A theme that has been present in the Harry Potter series since the beginning is an embrace of death as an inevitability, and indeed, part of what gives life value. As Dumbledore says in the first Potter book, “After all, to the well-organized mind, death is but the next great adventure.”  Furthermore, over the course of the story arc, it becomes clear that Voldemort’s Achilles heel is not simply a lack of love but an egomaniacal drive to conquer death—both out of fear and a desire to become the most powerful force on earth. This is why he splits his soul into the evil “horcruxes” that Harry, Hermione, and Ron must search out and destroy in these last episodes. As long as one horcrux remains, Voldemort cannot fully die.  The film and book versions of Deathly Hallows resonate with Paul Tillich’s The Courage to Be. Tillich was influenced by the existentialists, and particularly the idea of angst—the crisis of the human being, who can imagine infinity, but is also painfully aware of his own finite nature. In Tillich’s view, one cannot even begin to have faith–in God, or Jesus, or heaven, or anything–until one has experienced the angst of mortality. Despair is the precursor to faith.  In the book, Harry also rightly identifies that “The last enemy that shall be destroyed is death” could also be taken as a grasping after life and an egomaniacal desire never to die. The Death Eaters in the film are followers of Voldemort after all. Unfortunately, this also captures the essence of many Christians’ belief in heaven and “the rapture”— a refusal to believe that, as the chosen of Christ, we shall ever have to suffer the indignity of death. For the record, I do believe in some kind of continuation of the soul after death, but the glib assurance of heaven spoon-fed to so many Christians is profoundly different from the example of Christ who chose the cross, knowing the great cost of mortality. Christ was one who lived and loved fully, drank deeply from life’s joy and grief, and placed his life on the line for his friends.

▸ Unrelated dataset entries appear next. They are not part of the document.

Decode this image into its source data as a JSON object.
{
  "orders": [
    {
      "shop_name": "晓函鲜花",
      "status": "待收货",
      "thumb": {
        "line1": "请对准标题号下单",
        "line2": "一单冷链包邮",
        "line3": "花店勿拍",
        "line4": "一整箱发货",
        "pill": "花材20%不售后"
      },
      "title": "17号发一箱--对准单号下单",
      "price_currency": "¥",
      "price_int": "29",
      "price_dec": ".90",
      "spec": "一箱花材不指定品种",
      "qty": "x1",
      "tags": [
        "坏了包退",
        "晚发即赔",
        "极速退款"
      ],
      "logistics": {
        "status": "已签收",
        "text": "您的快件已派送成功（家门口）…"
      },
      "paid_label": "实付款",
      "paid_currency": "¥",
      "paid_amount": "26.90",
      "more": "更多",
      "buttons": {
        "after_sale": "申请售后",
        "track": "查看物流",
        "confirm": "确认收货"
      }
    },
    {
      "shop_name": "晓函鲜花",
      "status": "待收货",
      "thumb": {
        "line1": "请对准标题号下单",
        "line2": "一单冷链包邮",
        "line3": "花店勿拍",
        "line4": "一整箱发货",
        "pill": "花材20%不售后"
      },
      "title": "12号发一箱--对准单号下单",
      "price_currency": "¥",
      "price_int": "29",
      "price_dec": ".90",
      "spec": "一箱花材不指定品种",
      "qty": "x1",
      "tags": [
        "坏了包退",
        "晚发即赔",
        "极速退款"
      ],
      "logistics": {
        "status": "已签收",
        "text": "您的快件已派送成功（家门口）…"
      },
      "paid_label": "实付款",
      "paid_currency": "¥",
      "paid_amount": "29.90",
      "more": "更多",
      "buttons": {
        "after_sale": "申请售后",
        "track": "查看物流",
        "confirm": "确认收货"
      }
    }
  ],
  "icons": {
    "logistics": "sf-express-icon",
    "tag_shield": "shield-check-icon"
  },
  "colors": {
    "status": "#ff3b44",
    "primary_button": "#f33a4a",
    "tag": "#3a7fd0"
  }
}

He understood both the cost and the value of letting go of his life. Harry not only understands this but, as we will see, lives it too.